Exercise aim:
Go through the records, and copy each line in which the string "muted" is present.
______
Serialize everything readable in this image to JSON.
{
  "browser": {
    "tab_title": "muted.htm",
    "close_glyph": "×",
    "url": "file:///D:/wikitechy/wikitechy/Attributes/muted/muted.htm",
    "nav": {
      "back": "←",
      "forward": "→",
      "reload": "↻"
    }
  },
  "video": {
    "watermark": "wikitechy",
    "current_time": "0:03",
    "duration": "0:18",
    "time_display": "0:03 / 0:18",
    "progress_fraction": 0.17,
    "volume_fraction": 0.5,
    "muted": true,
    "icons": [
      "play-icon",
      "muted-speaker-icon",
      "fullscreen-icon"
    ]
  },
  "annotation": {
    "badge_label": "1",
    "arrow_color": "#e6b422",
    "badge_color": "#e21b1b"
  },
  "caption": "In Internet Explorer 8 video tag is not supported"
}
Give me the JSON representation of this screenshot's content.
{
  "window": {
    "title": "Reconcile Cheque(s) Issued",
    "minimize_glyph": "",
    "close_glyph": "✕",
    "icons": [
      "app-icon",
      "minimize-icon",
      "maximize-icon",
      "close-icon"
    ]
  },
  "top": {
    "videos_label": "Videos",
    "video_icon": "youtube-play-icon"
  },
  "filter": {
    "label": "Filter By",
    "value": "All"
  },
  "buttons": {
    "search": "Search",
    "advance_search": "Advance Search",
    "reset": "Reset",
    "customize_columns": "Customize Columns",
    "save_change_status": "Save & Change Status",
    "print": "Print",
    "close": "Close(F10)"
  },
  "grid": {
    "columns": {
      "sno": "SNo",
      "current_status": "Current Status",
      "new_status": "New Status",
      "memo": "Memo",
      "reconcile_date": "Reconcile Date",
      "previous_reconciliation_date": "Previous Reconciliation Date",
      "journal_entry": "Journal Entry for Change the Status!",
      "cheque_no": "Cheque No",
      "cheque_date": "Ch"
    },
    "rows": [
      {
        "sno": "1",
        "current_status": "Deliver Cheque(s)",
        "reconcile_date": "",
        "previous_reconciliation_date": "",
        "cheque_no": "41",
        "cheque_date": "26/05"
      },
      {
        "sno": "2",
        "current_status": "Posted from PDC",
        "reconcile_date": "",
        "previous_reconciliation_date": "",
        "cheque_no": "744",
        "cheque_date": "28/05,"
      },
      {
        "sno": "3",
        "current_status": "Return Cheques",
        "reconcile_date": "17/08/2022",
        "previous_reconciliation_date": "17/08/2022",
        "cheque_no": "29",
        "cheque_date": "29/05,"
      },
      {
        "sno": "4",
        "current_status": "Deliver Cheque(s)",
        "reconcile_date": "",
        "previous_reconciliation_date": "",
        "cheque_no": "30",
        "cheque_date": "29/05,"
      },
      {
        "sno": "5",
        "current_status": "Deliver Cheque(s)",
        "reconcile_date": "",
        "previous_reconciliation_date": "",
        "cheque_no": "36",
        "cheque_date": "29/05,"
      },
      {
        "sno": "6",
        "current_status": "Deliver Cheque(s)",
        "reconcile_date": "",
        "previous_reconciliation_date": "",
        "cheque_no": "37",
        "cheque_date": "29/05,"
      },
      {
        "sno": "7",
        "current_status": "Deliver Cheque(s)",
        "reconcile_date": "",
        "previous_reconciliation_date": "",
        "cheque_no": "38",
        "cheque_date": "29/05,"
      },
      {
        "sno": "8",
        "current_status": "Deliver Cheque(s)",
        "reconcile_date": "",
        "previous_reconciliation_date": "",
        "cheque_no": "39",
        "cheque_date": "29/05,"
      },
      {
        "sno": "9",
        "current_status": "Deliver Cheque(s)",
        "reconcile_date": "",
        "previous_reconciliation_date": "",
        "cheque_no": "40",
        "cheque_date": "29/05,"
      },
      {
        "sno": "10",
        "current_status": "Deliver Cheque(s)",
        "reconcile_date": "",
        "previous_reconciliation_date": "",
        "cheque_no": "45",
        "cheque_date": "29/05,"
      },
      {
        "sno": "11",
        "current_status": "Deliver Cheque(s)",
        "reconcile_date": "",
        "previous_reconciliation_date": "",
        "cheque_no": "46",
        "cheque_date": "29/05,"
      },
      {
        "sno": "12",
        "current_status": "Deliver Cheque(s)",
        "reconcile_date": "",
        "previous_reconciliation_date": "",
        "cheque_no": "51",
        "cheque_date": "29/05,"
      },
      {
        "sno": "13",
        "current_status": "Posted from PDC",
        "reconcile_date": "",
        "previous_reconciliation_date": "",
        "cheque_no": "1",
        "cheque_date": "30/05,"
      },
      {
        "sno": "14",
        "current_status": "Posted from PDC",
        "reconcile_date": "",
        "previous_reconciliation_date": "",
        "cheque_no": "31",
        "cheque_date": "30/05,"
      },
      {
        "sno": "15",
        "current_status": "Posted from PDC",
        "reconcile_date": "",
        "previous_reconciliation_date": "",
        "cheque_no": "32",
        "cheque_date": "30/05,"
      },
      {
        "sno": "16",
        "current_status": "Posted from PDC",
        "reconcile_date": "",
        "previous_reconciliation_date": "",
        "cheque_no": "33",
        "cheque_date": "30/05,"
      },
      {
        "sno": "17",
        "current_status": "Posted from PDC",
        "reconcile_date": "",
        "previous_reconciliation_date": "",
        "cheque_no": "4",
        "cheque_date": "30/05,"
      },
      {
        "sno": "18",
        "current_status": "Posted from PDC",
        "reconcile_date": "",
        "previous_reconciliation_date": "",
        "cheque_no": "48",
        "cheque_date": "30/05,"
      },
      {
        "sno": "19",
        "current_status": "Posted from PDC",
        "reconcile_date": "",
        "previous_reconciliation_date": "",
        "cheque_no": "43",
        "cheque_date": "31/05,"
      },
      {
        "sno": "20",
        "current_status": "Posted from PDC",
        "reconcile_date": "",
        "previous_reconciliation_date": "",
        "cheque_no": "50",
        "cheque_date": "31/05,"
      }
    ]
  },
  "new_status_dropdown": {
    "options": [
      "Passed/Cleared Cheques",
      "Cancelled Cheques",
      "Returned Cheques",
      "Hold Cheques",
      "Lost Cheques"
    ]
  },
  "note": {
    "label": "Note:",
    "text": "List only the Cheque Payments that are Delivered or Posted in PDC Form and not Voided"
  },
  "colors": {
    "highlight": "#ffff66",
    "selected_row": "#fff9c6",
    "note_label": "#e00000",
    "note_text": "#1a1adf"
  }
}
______
Exercise solution:
    "tab_title": "muted.htm",
    "url": "file:///D:/wikitechy/wikitechy/Attributes/muted/muted.htm",
    "muted": true,
      "muted-speaker-icon",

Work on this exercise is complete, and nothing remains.